1. Make a pot of my Autumn-in-a-Bowl Butternut Squash Soup. (It used to be called Butternut Squash Soup with Gingered Cream, but a friend re-named it on the spot when he tasted it several years ago at a potluck soup supper.)
2. Tidy up the garden, but not too much. Leave some standing coneflowers, rudbeckia, and so forth for the birdies.
3. Speaking of birds, fill the feeders.
4. Have a tramp through some woods, any woods, but maybe do it before the hunters really get out in force.
5. Do a messy/best-outdoors job before it gets too cold. Me? I need to hose down the mats that are just outside and inside my front door.
6. Plant some bulbs now for future Fab Fridays (as well as Saturdays, Sundays, Mondays…) next spring.
7. Go outside and SMELL. Just take a deep breath and bring Autumn into your lungs. Mmmm.
8. Go outside and LOOK. Walk through your neighborhood and try to find ten different types of colorful leaves. Which can you identify?
9. Go outside and FEEL. How does your climate change in Autumn?
10. Come inside and bake something wonderful. Gather the loved ones in your orbit around the table to eat it together in the early gathering darkness, to talk together, and to celebrate this fleeting season.
Lori’s Butternut Squash Soup with Gingered Cream

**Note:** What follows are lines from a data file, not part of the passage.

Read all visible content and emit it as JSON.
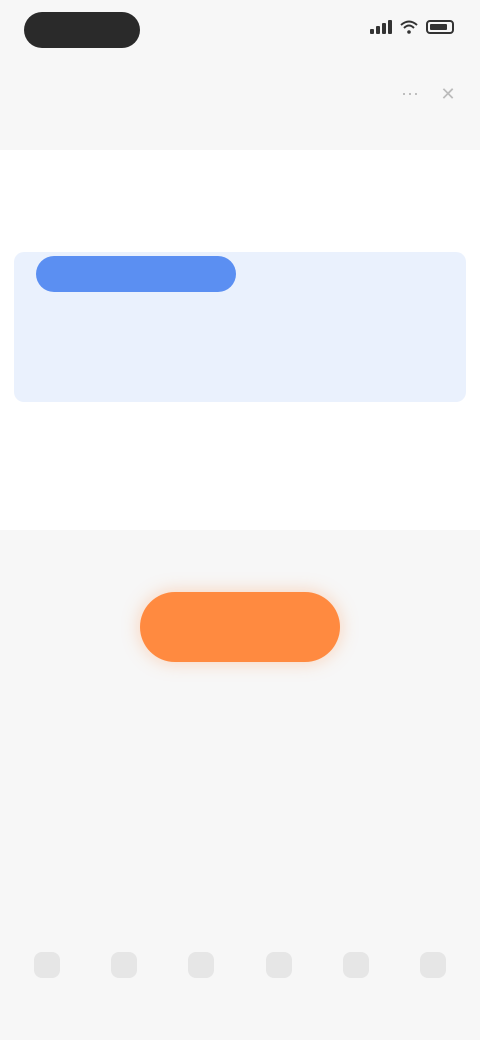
{
  "status_bar": {
    "time": "",
    "signal_bars": 4
  },
  "header": {
    "title": "",
    "icon_1": "ellipsis-icon",
    "icon_2": "close-icon"
  },
  "card": {
    "title": "",
    "badge": "",
    "plan_name": "",
    "plan_sub": "",
    "old_price": "",
    "price_note": "",
    "total_label": "",
    "total_sub": "",
    "total_value": ""
  },
  "cta": {
    "label": ""
  },
  "disclaimer": "",
  "section": {
    "title": ""
  },
  "features": [
    {
      "icon": "feature-icon",
      "label": ""
    },
    {
      "icon": "feature-icon",
      "label": ""
    },
    {
      "icon": "feature-icon",
      "label": ""
    },
    {
      "icon": "feature-icon",
      "label": ""
    },
    {
      "icon": "feature-icon",
      "label": ""
    },
    {
      "icon": "feature-icon",
      "label": ""
    }
  ],
  "colors": {
    "accent": "#ff8a40",
    "badge": "#5b8ff2",
    "strike_price": "#e5707a",
    "price_box": "#eaf1fd"
  }
}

Cut a 2 lb. butternut squash in half lengthwise, remove seeds, and place face-down in a baking dish. Cover and bake at 350 degrees for about 50 minutes or until tender. Meanwhile, in a large soup pot, cook the chopped white of 2 leeks (or 1 medium yellow onion), 1 chopped parsnip (optional), 1/2 lb. chopped carrots, and 1/2″ grated fresh gingerroot in 2 T. butter until softened. Add 1 t. dried thyme (or 1 T. fresh), a pinch of ground nutmeg, 1 1/2 quarts chicken broth, approx. 1 t. salt, and 1/4 t. pepper. Bring to a boil and simmer for 20 minutes. Scoop the squash flesh from the shells and add to the soup. Simmer a few minutes more if the squash isn’t completely tender. Remove solids and puree in food processor or blender until smooth. (Or, use a giraffe — hand blender. Failing any of these tools, just stir to break up any big chunks of squash and call it “rustic.”) Return to pot and adjust seasoning. Beat 1 c. heavy cream to a soft peak and fold in 1 T. minced candied ginger. Serve hot soup dolloped with gingered cream.
This soup freezes beautifully without the cream. It tastes good even without any cream added to it at serving time. This is a terrific first-course soup, but my favorite way to eat it is at lunch with a chicken sandwich. I always freeze some in single serving portions for winter lunches.